*** Opening Dataset ***

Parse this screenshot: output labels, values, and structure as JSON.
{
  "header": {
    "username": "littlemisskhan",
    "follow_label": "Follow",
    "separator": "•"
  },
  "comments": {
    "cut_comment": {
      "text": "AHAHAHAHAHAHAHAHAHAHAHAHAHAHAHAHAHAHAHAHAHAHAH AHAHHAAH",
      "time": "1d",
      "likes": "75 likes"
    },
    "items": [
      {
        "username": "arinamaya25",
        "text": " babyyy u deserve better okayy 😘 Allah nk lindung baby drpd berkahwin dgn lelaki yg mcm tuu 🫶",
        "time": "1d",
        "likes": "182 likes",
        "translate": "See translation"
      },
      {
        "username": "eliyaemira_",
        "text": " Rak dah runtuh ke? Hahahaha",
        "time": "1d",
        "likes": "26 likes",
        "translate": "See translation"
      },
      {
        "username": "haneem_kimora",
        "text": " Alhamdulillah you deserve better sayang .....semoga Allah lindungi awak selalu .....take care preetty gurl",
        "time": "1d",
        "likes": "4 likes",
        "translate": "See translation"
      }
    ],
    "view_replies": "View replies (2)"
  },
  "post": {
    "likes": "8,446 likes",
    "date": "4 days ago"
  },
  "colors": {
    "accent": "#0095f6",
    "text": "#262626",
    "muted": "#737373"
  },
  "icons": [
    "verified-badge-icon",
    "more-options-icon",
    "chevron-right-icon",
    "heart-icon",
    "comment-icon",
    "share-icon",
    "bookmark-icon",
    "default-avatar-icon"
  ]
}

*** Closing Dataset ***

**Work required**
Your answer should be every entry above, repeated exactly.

**Exercise result**
Parse this screenshot: output labels, values, and structure as JSON.
{
  "header": {
    "username": "littlemisskhan",
    "follow_label": "Follow",
    "separator": "•"
  },
  "comments": {
    "cut_comment": {
      "text": "AHAHAHAHAHAHAHAHAHAHAHAHAHAHAHAHAHAHAHAHAHAHAH AHAHHAAH",
      "time": "1d",
      "likes": "75 likes"
    },
    "items": [
      {
        "username": "arinamaya25",
        "text": " babyyy u deserve better okayy 😘 Allah nk lindung baby drpd berkahwin dgn lelaki yg mcm tuu 🫶",
        "time": "1d",
        "likes": "182 likes",
        "translate": "See translation"
      },
      {
        "username": "eliyaemira_",
        "text": " Rak dah runtuh ke? Hahahaha",
        "time": "1d",
        "likes": "26 likes",
        "translate": "See translation"
      },
      {
        "username": "haneem_kimora",
        "text": " Alhamdulillah you deserve better sayang .....semoga Allah lindungi awak selalu .....take care preetty gurl",
        "time": "1d",
        "likes": "4 likes",
        "translate": "See translation"
      }
    ],
    "view_replies": "View replies (2)"
  },
  "post": {
    "likes": "8,446 likes",
    "date": "4 days ago"
  },
  "colors": {
    "accent": "#0095f6",
    "text": "#262626",
    "muted": "#737373"
  },
  "icons": [
    "verified-badge-icon",
    "more-options-icon",
    "chevron-right-icon",
    "heart-icon",
    "comment-icon",
    "share-icon",
    "bookmark-icon",
    "default-avatar-icon"
  ]
}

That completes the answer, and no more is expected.